A garden office is connected to the electrics of the house by a heavy duty armoured cable. This cable needs to be buried underground – approximately 500 – 750mm deep, a hazard tape is buried above it and then the trench is often back filled with stone before finally replacing the earth. This is to ensure that the cable is more than a spades depth deep, and if anyone should dig in the area in the future they will be warned of a cable by the stone and hazard tape.
Depending on how far your garden office is from the house will effect how long a trench will need to be dug, this is a labour intensive business, and if you want to cut down on costs maybe a job you could undertake yourself, but speak to the electrician who will advise you on the ideal depth of the trench and the route it should take.
Your electrician will connect one end of the armoured cable to the consumer unit in the office and the other end to your main fuse board in the house. The electrician will also add a earth rod to the garden office, this is inserted into the ground near the building and has a green and yellow cable running from it.
Once the office is connected to the mains the electrician will test the circuits, and once everything is complete will issue with a certificate showing that everything has been tested and complies with the Building Regulations.
A garden offices electrical connection is often a hidden cost
Because you get so much from a garden office supplier i.e. a whole building, and they are sold as complete packages, it is easy to overlook the cost of connecting the electrics, but it is a key aspect of making your building functional.
It is difficult to estimate the costs involved as the distance the office is from the house will impact on the amount of armoured cable needed, also you may need a circuit added to your fuse-box depending on your electrical set up. To give you a ball park estimate we would allow between £500 and £1000 for this job.
Garden office electrical specification
A lot of thought has been given to the basic electrical specification of garden office designs, designers have worked out the optimum number of sockets, lights and heating output for the size of the building and these make up the standard electrical pack offered.
It is worth thinking at the design stage if this standard specification is enough for you. Do you need a few extra power sockets for all your gadgets, or do you need to add data cabling to the spec? Adding extra sockets, lights and data cabling is relatively easy and cost effective at the design stage compared to when the building is finished.
High spec garden office designs are often finished with chrome or brushed steel face plates on the sockets and switches, but unless you see this stated in the specification assume the switches are white plastic – just like those used in a house.

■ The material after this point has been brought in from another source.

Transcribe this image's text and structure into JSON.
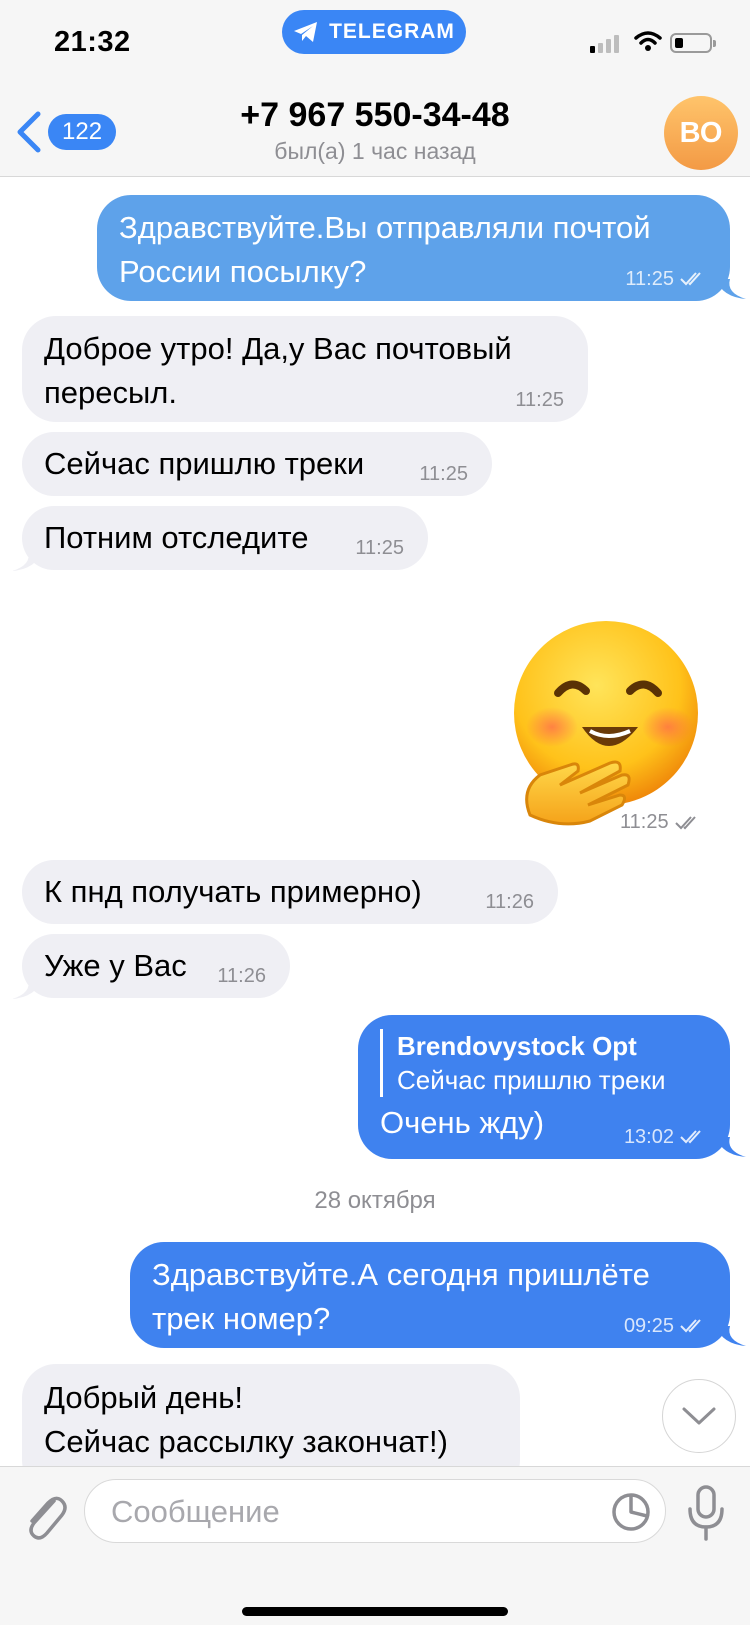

Most garden office designs today have flush electrical fittings i.e. the face plates are flush with the wall and the cables hidden within the structure of the building, but there are still a few designs on the market that use surface mooted systems.
Surface mounted systems come in two versions a track system that runs horizontally along the wall – rather like you see in commercial buildings and hospitals, all the sockets and switches are located in this track, with the cabling behind. This isn’t the most aesthetic of finishes but does have the benefit that you can easily add sockets to the system as the cabling is accessible.
The second system involves running a narrow conduit which contains the cables around the building, leading to the sockets and switches which sit proud on the wall, again not considered the most aesthetically pleasing option today when clean lines are favored.
This article covers the basics of the electrical system of a garden office, we recommend you read our lighting, heating, security and communications guides which are all important aspects of your electrical specification.